__Problem to work on__: Your answer must be every line of the data below that holds the string "ligne", copied exactly.

*** Opening Source information ***

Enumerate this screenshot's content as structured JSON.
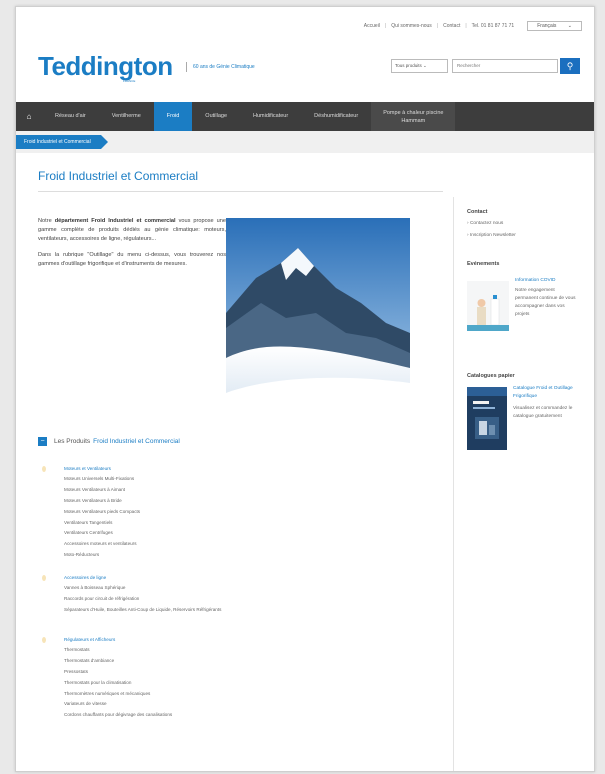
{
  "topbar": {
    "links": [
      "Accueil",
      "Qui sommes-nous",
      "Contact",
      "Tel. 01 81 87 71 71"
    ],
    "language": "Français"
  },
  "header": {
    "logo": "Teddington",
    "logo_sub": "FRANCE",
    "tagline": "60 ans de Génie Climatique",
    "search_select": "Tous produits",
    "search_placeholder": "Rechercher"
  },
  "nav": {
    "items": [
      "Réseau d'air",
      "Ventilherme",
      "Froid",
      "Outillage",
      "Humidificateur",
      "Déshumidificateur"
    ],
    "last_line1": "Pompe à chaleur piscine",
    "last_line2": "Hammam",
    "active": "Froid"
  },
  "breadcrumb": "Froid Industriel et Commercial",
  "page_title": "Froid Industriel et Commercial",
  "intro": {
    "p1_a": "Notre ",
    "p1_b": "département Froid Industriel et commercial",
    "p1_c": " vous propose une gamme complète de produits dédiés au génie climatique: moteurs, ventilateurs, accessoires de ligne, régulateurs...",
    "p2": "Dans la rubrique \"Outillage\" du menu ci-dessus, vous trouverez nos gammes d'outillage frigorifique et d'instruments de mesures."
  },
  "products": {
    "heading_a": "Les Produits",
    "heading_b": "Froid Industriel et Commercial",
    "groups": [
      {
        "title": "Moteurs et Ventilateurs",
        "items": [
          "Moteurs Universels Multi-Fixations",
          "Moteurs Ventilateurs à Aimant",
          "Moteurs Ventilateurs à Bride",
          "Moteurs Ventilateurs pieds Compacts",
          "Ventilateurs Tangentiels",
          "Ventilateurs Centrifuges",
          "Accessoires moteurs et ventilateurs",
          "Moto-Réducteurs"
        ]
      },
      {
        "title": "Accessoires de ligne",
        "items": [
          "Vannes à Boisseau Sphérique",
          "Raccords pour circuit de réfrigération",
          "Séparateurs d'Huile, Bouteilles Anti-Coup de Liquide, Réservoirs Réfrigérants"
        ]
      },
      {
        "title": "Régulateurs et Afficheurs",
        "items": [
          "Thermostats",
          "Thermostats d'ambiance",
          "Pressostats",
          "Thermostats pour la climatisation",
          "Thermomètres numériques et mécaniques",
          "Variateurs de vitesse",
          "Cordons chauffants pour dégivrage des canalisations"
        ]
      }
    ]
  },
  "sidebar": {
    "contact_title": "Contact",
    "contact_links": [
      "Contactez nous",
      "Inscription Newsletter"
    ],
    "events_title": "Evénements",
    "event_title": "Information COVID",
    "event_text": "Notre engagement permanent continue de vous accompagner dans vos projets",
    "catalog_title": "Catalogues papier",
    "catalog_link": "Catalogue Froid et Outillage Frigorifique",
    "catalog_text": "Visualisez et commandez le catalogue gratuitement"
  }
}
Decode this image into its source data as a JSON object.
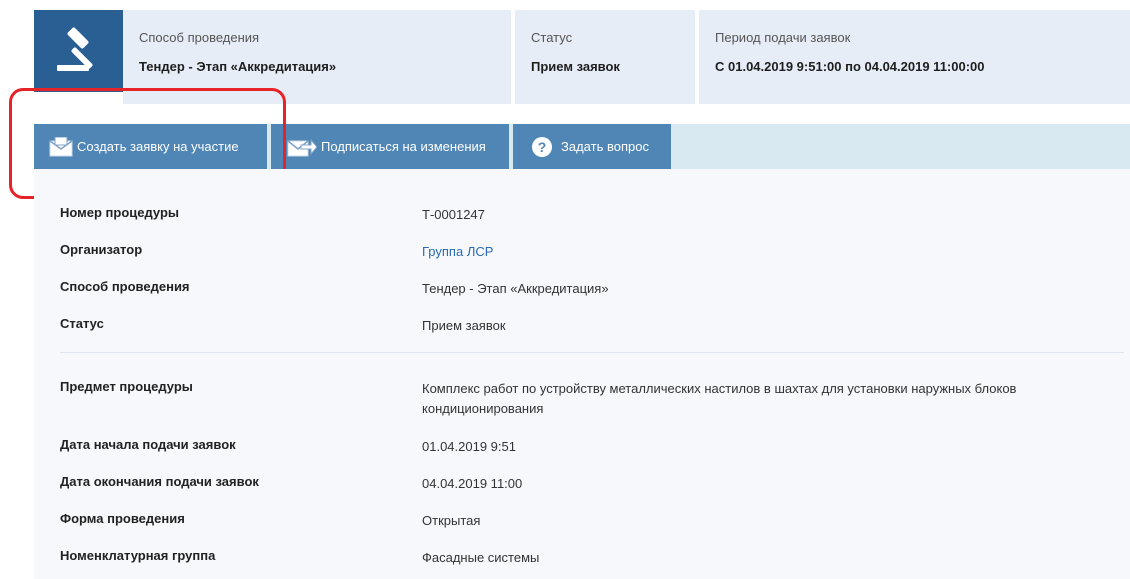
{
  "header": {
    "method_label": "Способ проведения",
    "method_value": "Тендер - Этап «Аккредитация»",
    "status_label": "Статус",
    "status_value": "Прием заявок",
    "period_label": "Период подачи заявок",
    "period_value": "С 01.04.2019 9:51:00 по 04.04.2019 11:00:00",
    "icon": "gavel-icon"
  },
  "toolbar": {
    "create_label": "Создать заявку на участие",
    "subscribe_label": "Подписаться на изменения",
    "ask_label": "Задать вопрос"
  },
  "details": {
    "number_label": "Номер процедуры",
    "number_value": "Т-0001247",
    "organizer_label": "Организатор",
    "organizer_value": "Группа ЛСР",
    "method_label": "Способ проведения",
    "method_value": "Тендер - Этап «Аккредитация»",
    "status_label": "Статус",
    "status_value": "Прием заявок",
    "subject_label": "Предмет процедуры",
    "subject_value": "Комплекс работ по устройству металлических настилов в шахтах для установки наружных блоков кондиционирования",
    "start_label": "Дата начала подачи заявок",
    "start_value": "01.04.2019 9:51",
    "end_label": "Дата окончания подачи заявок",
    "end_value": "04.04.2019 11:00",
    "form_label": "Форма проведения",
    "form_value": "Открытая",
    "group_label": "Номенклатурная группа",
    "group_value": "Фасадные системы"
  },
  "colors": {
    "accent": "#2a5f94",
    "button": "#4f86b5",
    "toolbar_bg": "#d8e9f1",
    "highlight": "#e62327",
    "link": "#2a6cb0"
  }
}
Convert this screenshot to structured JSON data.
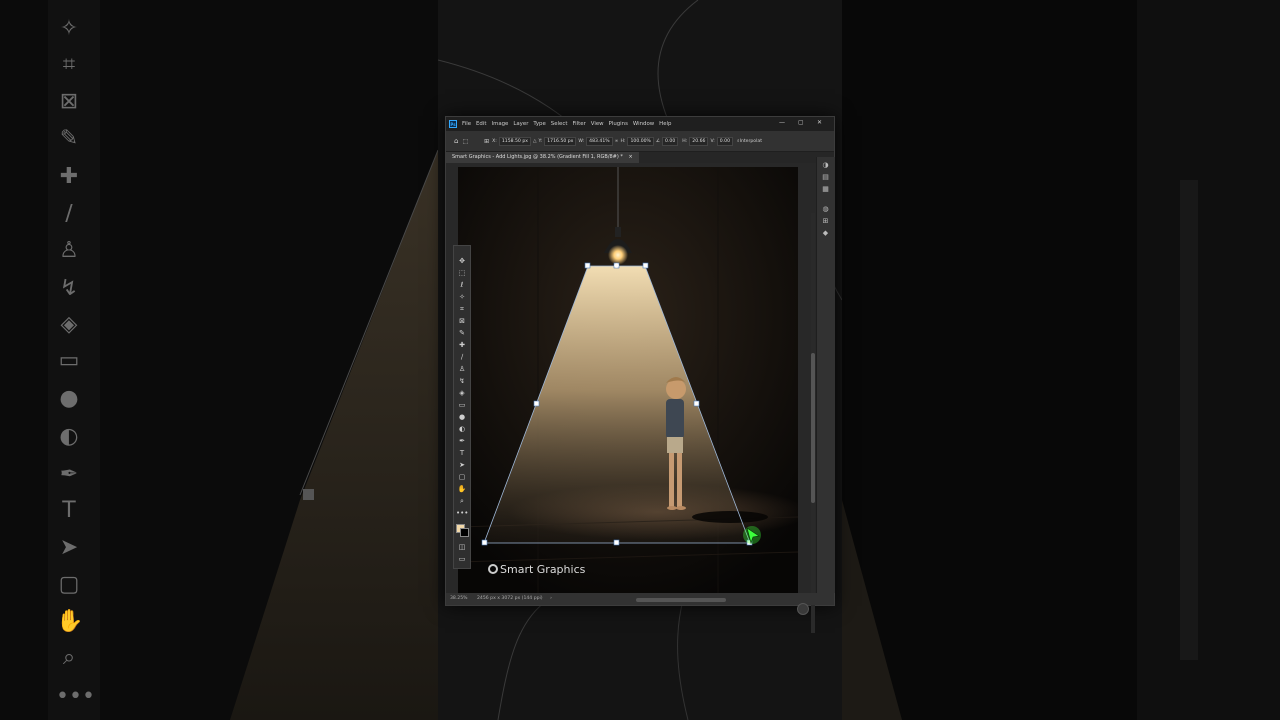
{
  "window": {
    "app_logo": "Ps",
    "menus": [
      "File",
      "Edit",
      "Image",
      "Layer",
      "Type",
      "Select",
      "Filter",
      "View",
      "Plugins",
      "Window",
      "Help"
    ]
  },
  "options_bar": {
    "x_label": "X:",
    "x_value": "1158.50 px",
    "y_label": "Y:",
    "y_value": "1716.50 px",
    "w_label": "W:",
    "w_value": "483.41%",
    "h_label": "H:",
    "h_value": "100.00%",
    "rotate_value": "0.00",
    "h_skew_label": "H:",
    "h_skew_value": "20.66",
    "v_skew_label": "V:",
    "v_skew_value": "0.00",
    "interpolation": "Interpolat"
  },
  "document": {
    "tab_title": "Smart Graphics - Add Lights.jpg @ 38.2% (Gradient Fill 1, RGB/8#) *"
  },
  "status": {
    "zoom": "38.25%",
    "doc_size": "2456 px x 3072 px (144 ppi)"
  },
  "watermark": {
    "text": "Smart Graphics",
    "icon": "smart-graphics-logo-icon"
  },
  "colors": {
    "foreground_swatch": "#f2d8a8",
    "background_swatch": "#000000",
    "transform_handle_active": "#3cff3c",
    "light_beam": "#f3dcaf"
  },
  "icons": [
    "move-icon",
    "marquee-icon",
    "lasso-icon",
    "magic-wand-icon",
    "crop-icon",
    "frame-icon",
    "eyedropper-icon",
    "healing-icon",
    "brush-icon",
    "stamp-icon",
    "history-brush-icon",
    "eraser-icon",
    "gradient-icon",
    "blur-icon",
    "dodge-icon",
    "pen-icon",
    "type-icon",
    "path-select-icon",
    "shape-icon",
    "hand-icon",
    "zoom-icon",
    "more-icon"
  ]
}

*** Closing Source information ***

__Your solution__:
    "p1_c": " vous propose une gamme complète de produits dédiés au génie climatique: moteurs, ventilateurs, accessoires de ligne, régulateurs...",
        "title": "Accessoires de ligne",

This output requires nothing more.